*** Begin section ***

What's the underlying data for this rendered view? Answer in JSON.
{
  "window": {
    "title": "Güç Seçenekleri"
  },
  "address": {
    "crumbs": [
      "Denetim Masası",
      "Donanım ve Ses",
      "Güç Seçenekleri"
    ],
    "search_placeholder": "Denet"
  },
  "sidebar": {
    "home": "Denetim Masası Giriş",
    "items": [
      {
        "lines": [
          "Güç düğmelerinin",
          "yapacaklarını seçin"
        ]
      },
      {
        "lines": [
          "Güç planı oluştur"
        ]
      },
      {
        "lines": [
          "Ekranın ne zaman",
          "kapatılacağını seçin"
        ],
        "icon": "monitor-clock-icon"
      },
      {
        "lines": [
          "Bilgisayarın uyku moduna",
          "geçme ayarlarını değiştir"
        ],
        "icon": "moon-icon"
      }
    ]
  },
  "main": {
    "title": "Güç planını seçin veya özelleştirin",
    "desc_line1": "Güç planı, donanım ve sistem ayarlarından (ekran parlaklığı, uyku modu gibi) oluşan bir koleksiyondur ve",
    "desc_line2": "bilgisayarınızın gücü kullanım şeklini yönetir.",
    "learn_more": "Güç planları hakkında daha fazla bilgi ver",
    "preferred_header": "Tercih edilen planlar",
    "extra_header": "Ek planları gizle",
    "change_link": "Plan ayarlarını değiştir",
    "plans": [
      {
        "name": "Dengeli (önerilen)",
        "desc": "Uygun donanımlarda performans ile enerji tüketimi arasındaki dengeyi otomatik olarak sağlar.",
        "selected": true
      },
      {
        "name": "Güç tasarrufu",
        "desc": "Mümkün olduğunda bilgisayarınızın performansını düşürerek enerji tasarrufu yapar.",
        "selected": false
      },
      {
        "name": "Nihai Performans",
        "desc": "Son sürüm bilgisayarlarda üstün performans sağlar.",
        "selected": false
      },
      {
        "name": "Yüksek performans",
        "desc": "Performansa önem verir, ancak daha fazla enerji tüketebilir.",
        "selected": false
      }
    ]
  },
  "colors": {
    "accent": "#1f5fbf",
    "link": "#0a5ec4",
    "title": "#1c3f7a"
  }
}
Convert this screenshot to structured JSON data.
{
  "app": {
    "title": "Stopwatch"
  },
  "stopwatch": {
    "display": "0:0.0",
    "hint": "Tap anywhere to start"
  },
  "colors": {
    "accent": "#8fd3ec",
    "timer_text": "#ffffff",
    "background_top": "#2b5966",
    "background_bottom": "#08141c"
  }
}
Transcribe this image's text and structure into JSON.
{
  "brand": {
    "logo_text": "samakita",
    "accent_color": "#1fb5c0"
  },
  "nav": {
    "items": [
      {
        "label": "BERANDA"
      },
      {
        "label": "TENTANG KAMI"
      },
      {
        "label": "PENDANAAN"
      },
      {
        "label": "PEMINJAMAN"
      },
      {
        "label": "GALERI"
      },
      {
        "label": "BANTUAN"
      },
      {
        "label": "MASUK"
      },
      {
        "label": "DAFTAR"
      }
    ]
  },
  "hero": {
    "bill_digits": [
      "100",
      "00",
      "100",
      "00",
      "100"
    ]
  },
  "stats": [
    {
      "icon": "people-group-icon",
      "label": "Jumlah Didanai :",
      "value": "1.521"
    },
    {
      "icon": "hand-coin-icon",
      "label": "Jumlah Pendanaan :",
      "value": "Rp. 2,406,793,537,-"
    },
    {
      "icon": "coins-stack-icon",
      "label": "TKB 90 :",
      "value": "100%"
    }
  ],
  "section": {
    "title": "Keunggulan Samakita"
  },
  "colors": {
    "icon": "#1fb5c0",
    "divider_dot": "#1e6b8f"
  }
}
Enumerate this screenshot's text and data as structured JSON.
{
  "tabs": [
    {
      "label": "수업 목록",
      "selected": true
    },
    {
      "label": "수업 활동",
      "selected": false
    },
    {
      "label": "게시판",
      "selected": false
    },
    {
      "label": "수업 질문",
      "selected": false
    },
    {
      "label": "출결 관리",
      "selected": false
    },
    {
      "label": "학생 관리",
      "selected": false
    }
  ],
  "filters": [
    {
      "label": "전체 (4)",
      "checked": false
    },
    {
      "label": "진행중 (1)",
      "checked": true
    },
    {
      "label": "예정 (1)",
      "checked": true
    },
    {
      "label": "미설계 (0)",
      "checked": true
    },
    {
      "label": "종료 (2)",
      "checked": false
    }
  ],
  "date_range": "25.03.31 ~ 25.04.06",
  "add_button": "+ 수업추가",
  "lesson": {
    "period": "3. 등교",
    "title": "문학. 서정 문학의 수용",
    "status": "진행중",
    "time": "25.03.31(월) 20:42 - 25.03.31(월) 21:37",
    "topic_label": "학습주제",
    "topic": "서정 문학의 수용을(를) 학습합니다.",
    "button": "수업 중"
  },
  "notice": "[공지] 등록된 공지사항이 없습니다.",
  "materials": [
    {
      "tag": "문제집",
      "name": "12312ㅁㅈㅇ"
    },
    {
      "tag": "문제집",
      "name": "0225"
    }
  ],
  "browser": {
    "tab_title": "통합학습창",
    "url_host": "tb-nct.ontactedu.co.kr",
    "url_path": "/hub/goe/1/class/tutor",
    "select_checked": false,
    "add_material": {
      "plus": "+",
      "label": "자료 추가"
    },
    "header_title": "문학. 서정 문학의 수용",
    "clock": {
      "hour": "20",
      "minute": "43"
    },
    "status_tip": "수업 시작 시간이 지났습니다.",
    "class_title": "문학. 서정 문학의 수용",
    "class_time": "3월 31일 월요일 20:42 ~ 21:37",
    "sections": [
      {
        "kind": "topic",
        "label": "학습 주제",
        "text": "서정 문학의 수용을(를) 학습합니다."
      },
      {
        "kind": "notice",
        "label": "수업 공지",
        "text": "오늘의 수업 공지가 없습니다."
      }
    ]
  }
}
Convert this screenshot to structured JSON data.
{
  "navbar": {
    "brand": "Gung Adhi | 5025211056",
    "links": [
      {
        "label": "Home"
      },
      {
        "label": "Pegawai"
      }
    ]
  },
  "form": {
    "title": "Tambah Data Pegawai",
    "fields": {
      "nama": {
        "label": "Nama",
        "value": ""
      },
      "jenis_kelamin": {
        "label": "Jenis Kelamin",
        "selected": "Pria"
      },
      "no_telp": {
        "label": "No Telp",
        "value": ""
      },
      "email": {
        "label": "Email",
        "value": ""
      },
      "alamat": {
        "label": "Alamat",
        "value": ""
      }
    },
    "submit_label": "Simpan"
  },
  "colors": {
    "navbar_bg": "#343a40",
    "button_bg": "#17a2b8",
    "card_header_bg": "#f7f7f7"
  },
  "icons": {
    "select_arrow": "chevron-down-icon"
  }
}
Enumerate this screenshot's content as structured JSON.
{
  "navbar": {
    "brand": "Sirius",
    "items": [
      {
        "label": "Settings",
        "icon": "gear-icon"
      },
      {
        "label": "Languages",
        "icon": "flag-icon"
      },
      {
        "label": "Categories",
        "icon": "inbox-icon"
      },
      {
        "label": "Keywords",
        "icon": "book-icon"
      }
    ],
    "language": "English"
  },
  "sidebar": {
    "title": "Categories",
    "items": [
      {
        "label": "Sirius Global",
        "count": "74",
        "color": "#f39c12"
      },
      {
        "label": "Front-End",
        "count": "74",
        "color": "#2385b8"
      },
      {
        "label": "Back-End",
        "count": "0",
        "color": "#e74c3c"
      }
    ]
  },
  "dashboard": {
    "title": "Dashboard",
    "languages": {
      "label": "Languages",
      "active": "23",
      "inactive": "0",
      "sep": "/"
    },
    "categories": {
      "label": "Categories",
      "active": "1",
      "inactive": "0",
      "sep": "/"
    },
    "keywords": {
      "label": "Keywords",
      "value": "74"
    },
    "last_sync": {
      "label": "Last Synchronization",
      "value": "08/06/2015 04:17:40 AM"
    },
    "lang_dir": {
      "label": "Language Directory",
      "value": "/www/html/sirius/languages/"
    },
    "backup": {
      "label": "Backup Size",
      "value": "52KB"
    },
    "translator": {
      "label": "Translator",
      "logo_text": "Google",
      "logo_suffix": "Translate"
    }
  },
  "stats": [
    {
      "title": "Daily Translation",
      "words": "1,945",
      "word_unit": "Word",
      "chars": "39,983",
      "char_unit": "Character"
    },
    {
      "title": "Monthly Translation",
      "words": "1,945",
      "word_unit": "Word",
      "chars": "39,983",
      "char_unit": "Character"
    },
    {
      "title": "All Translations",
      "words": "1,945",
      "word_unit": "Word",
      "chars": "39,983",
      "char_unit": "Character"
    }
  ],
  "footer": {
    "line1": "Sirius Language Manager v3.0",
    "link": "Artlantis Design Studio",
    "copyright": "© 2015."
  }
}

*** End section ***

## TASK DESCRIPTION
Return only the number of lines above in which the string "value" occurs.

## RESPONSE TO THIS EXERCISE
11